» **What you have to do**
The answer should consist of each line from the data below that includes "мемом".
Dataset records Block Start
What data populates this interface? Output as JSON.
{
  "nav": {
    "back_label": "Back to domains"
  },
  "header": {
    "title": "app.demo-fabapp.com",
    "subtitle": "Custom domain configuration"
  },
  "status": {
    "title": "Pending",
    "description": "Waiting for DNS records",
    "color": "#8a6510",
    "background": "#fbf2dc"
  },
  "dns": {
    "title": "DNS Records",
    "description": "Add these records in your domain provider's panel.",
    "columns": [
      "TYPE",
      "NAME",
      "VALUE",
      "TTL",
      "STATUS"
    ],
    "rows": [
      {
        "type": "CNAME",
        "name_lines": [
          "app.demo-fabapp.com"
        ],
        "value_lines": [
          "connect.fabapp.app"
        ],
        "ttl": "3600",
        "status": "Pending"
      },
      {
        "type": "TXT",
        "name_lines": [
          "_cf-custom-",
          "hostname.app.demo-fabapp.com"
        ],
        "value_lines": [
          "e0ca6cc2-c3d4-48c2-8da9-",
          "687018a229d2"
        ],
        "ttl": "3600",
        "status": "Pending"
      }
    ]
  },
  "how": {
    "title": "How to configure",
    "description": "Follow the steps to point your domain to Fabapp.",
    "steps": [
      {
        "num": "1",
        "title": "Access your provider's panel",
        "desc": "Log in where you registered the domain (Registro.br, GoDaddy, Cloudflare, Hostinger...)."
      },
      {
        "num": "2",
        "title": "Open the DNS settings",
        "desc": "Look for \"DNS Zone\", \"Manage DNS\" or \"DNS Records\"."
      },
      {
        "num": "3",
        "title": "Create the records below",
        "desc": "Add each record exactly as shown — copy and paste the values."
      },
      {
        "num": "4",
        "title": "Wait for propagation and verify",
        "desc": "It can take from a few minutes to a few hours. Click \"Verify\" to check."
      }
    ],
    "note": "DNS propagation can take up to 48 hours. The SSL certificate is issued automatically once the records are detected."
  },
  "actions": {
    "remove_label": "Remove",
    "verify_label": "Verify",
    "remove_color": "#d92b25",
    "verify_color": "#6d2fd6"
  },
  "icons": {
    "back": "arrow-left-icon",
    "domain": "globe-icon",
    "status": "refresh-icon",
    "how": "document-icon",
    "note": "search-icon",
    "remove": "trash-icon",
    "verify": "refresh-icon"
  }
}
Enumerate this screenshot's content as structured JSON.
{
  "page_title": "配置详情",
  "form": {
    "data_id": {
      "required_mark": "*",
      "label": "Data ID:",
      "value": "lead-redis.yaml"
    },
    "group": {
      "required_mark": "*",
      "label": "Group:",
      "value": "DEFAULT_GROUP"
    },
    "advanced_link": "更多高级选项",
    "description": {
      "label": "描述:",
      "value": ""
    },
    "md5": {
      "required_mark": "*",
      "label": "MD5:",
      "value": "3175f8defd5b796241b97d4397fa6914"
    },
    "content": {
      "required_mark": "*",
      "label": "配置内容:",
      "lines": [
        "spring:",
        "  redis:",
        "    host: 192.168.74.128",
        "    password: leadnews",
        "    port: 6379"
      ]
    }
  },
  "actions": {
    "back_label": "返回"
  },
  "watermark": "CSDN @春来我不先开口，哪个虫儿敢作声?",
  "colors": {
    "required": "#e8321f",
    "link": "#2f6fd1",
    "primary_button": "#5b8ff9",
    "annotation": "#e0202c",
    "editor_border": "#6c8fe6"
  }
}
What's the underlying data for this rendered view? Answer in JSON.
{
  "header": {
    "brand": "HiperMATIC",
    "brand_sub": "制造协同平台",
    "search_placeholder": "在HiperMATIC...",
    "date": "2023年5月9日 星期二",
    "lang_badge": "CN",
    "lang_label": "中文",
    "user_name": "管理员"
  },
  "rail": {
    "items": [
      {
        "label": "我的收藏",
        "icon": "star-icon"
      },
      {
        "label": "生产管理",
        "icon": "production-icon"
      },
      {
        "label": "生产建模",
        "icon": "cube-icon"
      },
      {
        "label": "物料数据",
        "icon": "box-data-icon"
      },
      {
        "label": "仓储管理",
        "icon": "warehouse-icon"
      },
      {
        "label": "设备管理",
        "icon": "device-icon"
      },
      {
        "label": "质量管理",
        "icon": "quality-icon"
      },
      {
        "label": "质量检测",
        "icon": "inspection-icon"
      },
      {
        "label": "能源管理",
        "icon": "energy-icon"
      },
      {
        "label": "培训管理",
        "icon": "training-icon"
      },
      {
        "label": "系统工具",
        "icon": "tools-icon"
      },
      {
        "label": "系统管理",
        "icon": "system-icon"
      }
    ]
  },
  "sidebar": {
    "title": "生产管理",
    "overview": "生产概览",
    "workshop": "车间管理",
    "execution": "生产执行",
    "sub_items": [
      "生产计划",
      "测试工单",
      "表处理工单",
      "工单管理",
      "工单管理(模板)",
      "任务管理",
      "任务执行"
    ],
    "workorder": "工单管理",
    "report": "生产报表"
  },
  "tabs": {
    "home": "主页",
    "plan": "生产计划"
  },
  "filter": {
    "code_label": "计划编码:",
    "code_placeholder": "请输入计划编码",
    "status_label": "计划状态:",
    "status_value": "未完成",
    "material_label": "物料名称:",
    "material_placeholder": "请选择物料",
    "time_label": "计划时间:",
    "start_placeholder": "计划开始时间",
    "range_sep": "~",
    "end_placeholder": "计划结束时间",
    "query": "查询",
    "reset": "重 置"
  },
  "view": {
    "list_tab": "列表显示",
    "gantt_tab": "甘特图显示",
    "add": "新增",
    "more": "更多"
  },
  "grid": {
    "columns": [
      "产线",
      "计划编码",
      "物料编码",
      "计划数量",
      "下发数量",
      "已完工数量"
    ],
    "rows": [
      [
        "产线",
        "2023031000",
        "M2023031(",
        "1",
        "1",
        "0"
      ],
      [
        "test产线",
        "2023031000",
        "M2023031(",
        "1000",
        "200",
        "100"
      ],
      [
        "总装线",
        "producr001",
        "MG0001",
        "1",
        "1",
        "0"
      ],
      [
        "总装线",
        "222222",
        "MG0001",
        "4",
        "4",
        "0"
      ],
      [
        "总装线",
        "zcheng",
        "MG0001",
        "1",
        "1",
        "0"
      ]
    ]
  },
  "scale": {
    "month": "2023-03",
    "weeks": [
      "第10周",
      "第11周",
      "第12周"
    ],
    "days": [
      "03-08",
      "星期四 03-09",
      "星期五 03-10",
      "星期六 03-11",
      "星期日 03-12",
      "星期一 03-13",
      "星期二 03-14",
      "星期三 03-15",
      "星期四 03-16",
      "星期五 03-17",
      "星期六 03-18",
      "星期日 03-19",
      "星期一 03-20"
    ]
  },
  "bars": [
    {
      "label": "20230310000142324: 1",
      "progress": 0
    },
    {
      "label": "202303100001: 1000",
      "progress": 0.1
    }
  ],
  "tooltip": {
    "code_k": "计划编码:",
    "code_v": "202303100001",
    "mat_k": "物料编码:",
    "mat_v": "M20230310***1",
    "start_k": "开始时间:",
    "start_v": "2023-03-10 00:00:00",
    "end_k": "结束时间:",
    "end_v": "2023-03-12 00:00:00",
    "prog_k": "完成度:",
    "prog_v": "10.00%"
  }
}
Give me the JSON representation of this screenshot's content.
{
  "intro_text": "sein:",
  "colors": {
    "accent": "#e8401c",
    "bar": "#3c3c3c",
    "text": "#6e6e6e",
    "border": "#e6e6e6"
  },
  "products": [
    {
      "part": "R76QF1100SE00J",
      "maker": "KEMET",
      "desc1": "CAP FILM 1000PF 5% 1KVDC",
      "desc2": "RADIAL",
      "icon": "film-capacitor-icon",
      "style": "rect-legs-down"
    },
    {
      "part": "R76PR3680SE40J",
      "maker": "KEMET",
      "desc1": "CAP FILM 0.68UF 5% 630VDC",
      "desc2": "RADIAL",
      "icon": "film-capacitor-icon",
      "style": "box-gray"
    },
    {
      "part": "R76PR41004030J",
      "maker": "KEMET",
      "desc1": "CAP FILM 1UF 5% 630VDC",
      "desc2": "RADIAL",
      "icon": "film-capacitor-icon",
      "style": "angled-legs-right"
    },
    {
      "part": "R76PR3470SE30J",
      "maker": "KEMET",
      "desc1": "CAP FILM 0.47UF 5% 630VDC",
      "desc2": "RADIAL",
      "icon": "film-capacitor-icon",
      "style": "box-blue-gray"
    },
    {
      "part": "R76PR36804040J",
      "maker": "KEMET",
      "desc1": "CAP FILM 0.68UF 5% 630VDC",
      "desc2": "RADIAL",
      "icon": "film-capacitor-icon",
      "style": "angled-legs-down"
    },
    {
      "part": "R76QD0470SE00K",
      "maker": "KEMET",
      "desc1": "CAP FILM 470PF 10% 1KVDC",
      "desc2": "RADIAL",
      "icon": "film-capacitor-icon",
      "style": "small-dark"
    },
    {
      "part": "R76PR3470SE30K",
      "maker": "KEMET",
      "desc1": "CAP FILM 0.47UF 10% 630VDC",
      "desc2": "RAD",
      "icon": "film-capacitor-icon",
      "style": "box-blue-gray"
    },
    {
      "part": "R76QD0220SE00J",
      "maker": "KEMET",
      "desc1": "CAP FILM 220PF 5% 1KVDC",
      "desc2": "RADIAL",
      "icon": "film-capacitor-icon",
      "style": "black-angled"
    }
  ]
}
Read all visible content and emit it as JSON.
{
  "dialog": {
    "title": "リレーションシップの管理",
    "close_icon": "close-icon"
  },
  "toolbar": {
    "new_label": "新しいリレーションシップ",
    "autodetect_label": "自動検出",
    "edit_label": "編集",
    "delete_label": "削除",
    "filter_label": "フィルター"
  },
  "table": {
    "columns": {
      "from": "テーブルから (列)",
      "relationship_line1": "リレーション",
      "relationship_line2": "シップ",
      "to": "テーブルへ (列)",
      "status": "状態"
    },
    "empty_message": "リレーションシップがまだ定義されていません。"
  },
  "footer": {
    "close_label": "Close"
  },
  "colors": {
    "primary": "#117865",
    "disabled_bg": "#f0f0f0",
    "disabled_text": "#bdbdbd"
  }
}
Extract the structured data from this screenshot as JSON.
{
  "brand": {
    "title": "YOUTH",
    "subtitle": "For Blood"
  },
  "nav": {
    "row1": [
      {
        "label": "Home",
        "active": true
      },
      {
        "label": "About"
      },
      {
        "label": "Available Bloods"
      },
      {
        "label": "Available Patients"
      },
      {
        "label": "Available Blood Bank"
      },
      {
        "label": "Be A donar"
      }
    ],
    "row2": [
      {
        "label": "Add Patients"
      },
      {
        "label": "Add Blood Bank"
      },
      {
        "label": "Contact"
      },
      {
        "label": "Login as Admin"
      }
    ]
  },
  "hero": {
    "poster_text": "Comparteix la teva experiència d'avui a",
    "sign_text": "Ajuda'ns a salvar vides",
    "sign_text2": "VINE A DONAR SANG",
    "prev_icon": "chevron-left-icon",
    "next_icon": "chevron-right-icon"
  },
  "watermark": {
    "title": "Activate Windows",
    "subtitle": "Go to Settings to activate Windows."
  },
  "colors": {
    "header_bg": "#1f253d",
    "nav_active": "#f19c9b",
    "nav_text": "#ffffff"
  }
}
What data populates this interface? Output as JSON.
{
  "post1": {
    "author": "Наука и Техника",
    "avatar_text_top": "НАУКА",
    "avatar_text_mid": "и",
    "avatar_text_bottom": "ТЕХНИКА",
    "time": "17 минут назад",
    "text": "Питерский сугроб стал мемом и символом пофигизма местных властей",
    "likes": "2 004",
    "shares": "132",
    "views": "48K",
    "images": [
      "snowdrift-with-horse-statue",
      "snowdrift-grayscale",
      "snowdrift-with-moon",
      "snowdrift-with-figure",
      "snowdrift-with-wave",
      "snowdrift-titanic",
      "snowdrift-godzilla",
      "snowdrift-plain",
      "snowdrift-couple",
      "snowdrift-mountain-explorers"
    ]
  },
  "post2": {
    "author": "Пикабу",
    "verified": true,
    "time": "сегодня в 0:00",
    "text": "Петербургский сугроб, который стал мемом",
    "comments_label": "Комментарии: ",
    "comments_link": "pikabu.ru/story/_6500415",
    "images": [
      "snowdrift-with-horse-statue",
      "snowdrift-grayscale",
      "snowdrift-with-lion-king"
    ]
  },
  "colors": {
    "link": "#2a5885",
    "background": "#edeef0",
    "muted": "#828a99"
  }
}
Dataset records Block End
» **Response**
    "text": "Питерский сугроб стал мемом и символом пофигизма местных властей",
    "text": "Петербургский сугроб, который стал мемом",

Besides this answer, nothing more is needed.